By Kathy Caprino.
I hear from hundreds of people every month from around the world, and many of these folks are generous, positive, and well-meaning individuals.
They often offer fascinating ideas and comments, and aim to be helpful in doing so, but as is true with much in life, there are two sides to every story.
One not-so-appealing aspect of extensive interaction and open communication is that we come into contact with some people who feel very comfortable crossing our boundaries.
They act like an expert when they’re not, offering a slew of unsolicited advice which is more about them than you.
As an example of this, I have a neighbour who I see every few weeks and every time she sees me, she feels the need to offer me all sorts of advice even though she knows virtually nothing about me.
In contemplating exactly why these types of conversations with her (and with others who feel the need to advise without knowing me at all) are so irritating, I got to thinking about how I perceive these experiences.
I also thought about ways we can handle receiving advice that is not welcome — and how to discern clearly when advice is inappropriate, irrelevant, or misguided.
Below are five easy ways to identify without doubt that you shouldn’t be listening to the advice you’re receiving and some suggested responses you can use.
The adviser doesn’t know you at all:
Advice isn’t appropriate for you if there’s no understanding from the advice-giver of who you are, what you care about, and what you value, believe and stand for.
People who want to tell you what to do without having any grasp of what makes you tick are generally just needing to hear themselves talk.
Potential response: Thanks for your tip, but that suggestion doesn’t really fit how I approach my life.
The adviser didn’t ask you if you’d like to hear their advice:
Helpful advice-givers don’t just throw out suggested strategies and tips to help you without asking your permission to do so first.
To me, unsolicited advice is just pontification.
Potential response: Thanks, but I’m not looking for any new advice on this.”
The adviser doesn’t know anything about the topic or issue you’re dealing with:
Another sign of unhelpful advice is when it comes from someone who knows nothing about how to deal with the challenges or issues you’re facing.
An example I just heard is of someone who’s been married for 30 years and hasn’t been on a date in over 35 years, giving advice to a newly single person who’s started engaging in online dating.
Most likely, whatever the advice-giver has to say will be irrelevant and outdated, given how the world works today.
Potential response: Thanks, but that strategy doesn’t really take into account how things have changed.
The adviser doesn’t understand what you truly need and want:
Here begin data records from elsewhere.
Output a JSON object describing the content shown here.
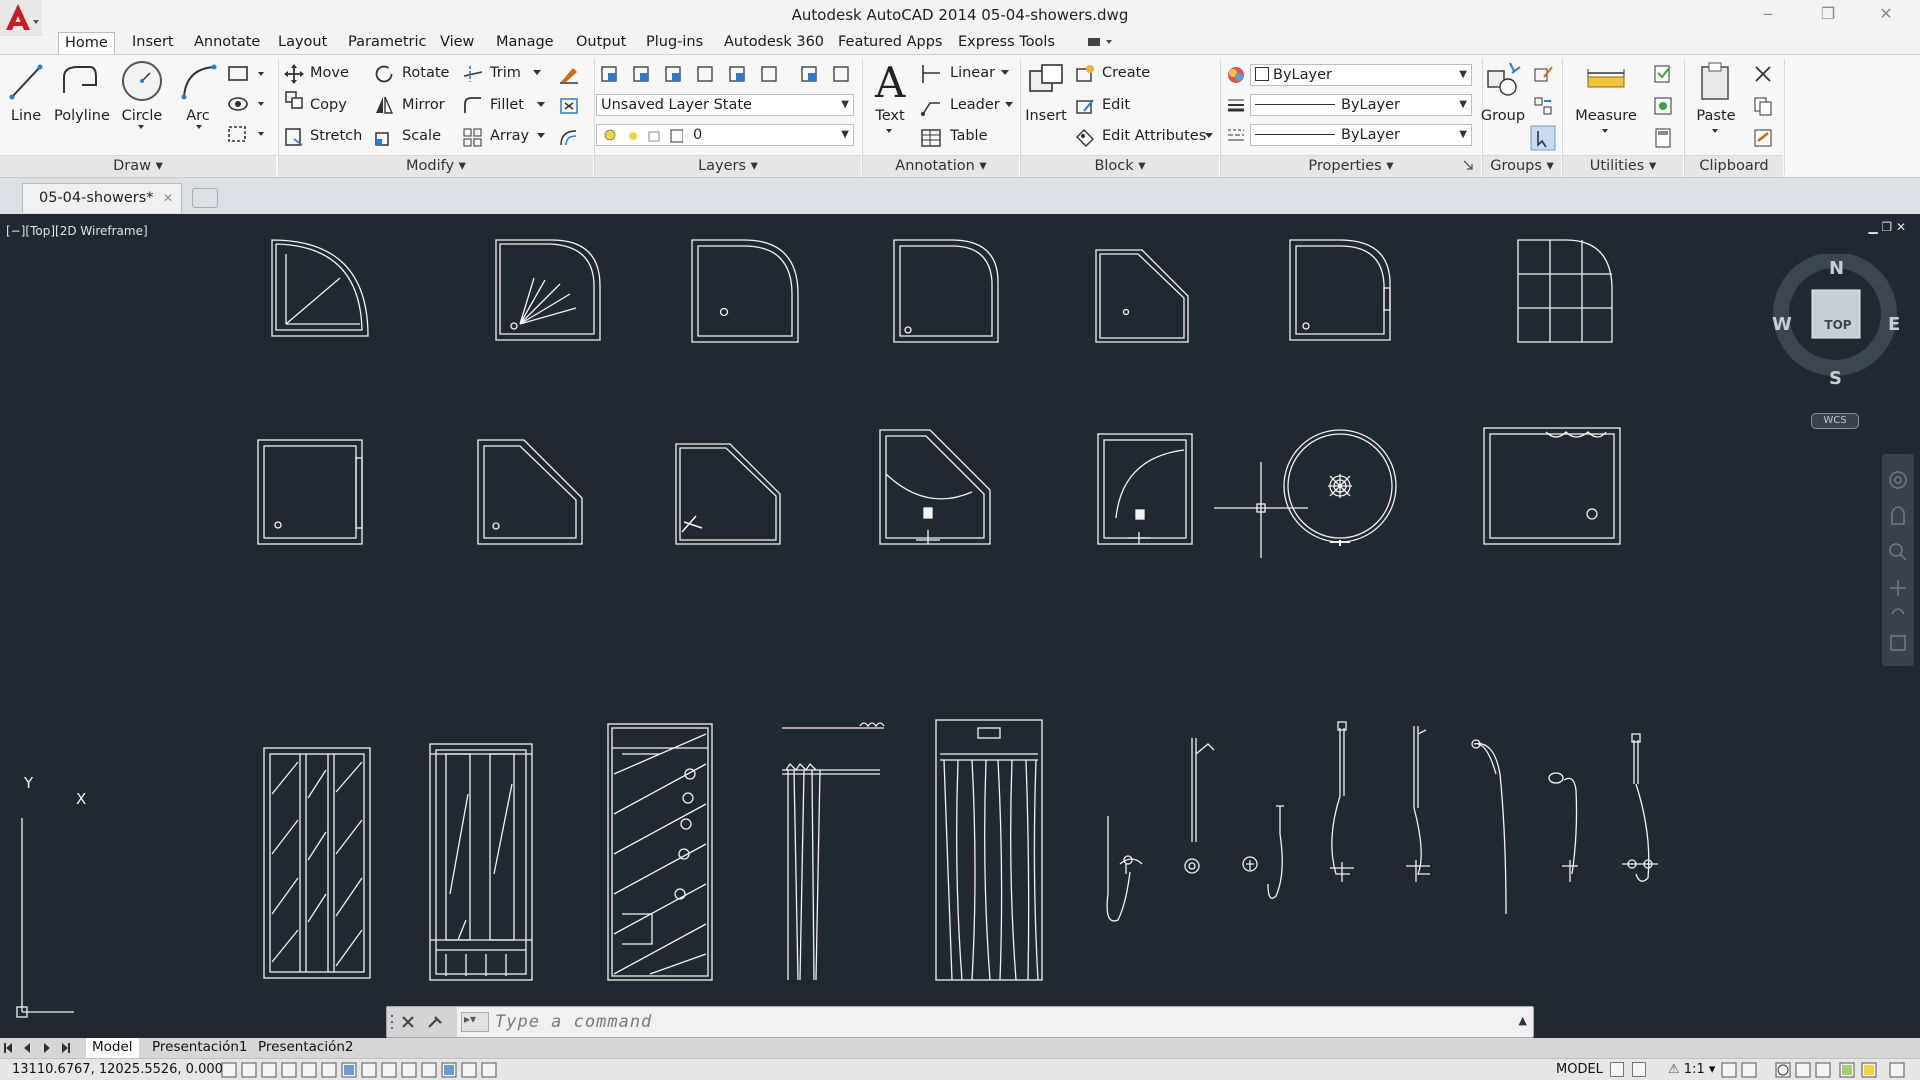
{
  "window": {
    "title": "Autodesk AutoCAD 2014    05-04-showers.dwg",
    "minimize": "‒",
    "restore": "❐",
    "close": "✕"
  },
  "menu_tabs": [
    "Home",
    "Insert",
    "Annotate",
    "Layout",
    "Parametric",
    "View",
    "Manage",
    "Output",
    "Plug-ins",
    "Autodesk 360",
    "Featured Apps",
    "Express Tools"
  ],
  "active_menu_tab": "Home",
  "ribbon": {
    "draw": {
      "line": "Line",
      "polyline": "Polyline",
      "circle": "Circle",
      "arc": "Arc",
      "panel": "Draw"
    },
    "modify": {
      "move": "Move",
      "rotate": "Rotate",
      "trim": "Trim",
      "copy": "Copy",
      "mirror": "Mirror",
      "fillet": "Fillet",
      "stretch": "Stretch",
      "scale": "Scale",
      "array": "Array",
      "panel": "Modify"
    },
    "layers": {
      "layer_state": "Unsaved Layer State",
      "current_layer": "0",
      "panel": "Layers"
    },
    "annotation": {
      "text": "Text",
      "linear": "Linear",
      "leader": "Leader",
      "table": "Table",
      "panel": "Annotation"
    },
    "block": {
      "insert": "Insert",
      "create": "Create",
      "edit": "Edit",
      "edit_attributes": "Edit Attributes",
      "panel": "Block"
    },
    "properties": {
      "color": "ByLayer",
      "linetype": "ByLayer",
      "lineweight": "ByLayer",
      "panel": "Properties"
    },
    "groups": {
      "group": "Group",
      "panel": "Groups"
    },
    "utilities": {
      "measure": "Measure",
      "panel": "Utilities"
    },
    "clipboard": {
      "paste": "Paste",
      "panel": "Clipboard"
    }
  },
  "document_tab": {
    "name": "05-04-showers*",
    "close": "✕"
  },
  "viewport": {
    "label": "[−][Top][2D Wireframe]",
    "controls": "▁ ❐ ✕"
  },
  "viewcube": {
    "north": "N",
    "south": "S",
    "east": "E",
    "west": "W",
    "face": "TOP",
    "wcs": "WCS"
  },
  "ucs": {
    "x": "X",
    "y": "Y"
  },
  "command_line": {
    "placeholder": "Type  a  command"
  },
  "layout_tabs": [
    "Model",
    "Presentación1",
    "Presentación2"
  ],
  "status": {
    "coordinates": "13110.6767, 12025.5526, 0.0000",
    "space": "MODEL",
    "annotation_scale": "1:1"
  },
  "colors": {
    "canvas": "#212830",
    "linework": "#ffffff",
    "ribbon": "#f7f7f7",
    "accent_red": "#c81d25"
  }
}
I coach many professional women who’ve told me about former coaching relationships they’ve had that went wrong.
When I ask what happened, they often share that the adviser began advising steps and strategies that seemed to be entirely disconnected to what this client indicated she needed.
I had this experience myself years ago where the first career counsellor I went to indicated that, because my assessment tests showed I had an aptitude in marketing, I should continue to pursue marketing as a profession.
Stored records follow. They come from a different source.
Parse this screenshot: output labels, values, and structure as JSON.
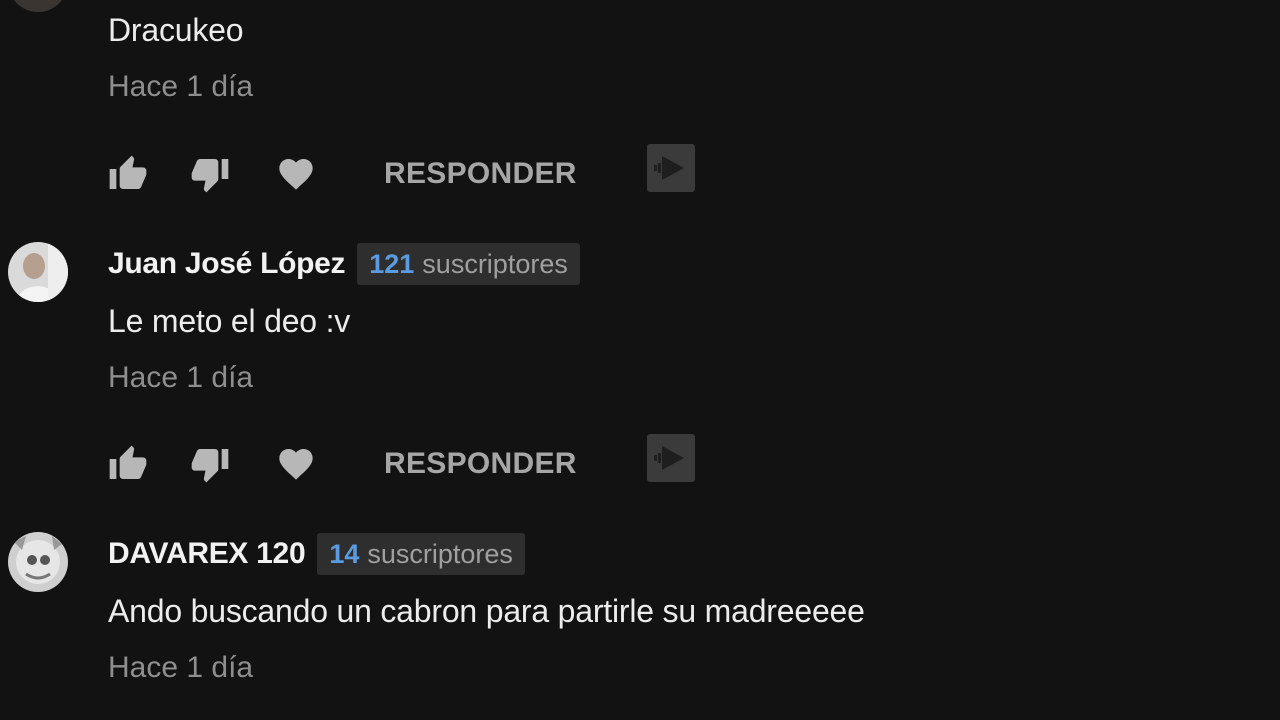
{
  "comments": [
    {
      "author": "",
      "subscriber_count": "",
      "subscriber_label": "",
      "text": "Dracukeo",
      "time": "Hace 1 día",
      "reply_label": "RESPONDER"
    },
    {
      "author": "Juan José López",
      "subscriber_count": "121",
      "subscriber_label": "suscriptores",
      "text": "Le meto el deo :v",
      "time": "Hace 1 día",
      "reply_label": "RESPONDER"
    },
    {
      "author": "DAVAREX 120",
      "subscriber_count": "14",
      "subscriber_label": "suscriptores",
      "text": "Ando buscando un cabron para partirle su madreeeee",
      "time": "Hace 1 día"
    }
  ],
  "icons": {
    "like": "thumb-up-icon",
    "dislike": "thumb-down-icon",
    "heart": "heart-icon",
    "share": "share-video-icon"
  },
  "colors": {
    "background": "#121212",
    "subscriber_count": "#5b9be0",
    "badge_background": "#2e2e2e",
    "secondary_text": "#8e8e8e"
  }
}
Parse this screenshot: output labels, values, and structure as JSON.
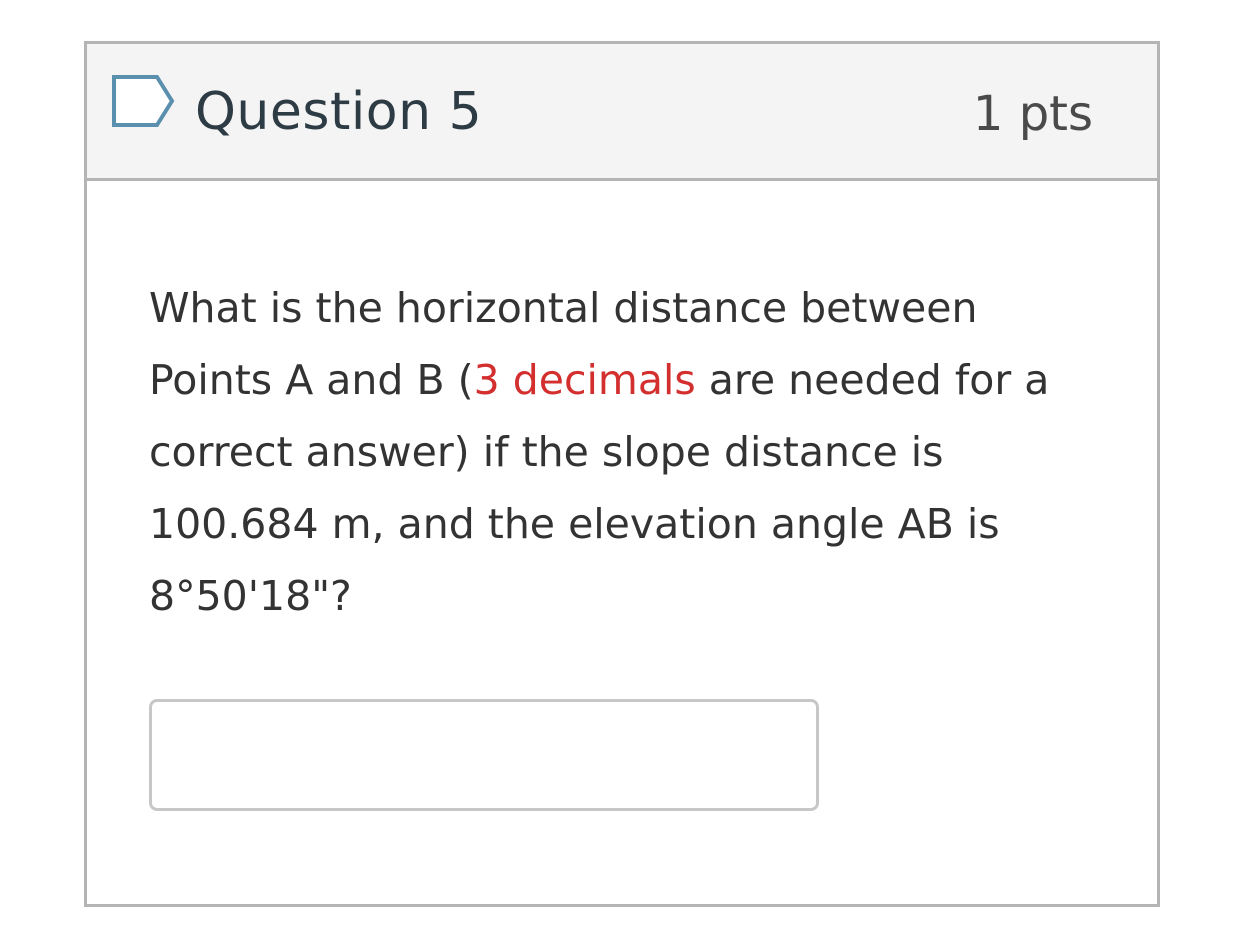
{
  "question": {
    "title": "Question 5",
    "points": "1 pts",
    "flag_icon": "bookmark-flag-icon",
    "text": {
      "part1": "What is the horizontal distance between Points A and B (",
      "highlight": "3 decimals",
      "part2": " are needed for a correct answer) if the slope distance is 100.684 m, and the elevation angle AB is 8°50'18\"?"
    },
    "answer": {
      "value": "",
      "placeholder": ""
    }
  },
  "colors": {
    "header_bg": "#f5f4f4",
    "border": "#b4b4b4",
    "highlight": "#d32f2f",
    "flag": "#5b8fae"
  }
}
The reality was that I desperately wanted out of that profession, and could never have had the happiness and reward I experience now if I had stayed.
He just wasn’t listening to what I shared about my deepest desires and dreams for my future.
Potential response: Thanks. I’m sure you mean well, but that approach won’t get me closer to what I really want.
The adviser isn’t someone you respect or align with:
The final, most powerful way to tell if the advice you’re getting is something you should consider is this:
Is the adviser approaching his/her life in a way that you respect, admire and want to emulate?
If not, the strategies they suggest probably likely won’t align with who you are at your core, and what you value and stand for.
Potential response: Thanks, I appreciate your insights, but that’s not the way I’d like to handle it.
In the end, when you receive advice you don’t want or didn’t ask for, you can simply walk away, or you can make an empowered stand and say something out loud about it.
Sometimes, it’s not worth our time to try to explain what we’re feeling, but often, it’s an important step on our own brave, empowered path to stand up for what we want.
*Kathy Caprino runs a leadership and career success coaching and consulting firm dedicated to the advancement of women. She can be contacted at kathycaprino.com.
This article first appeared on Kathy’s blogsite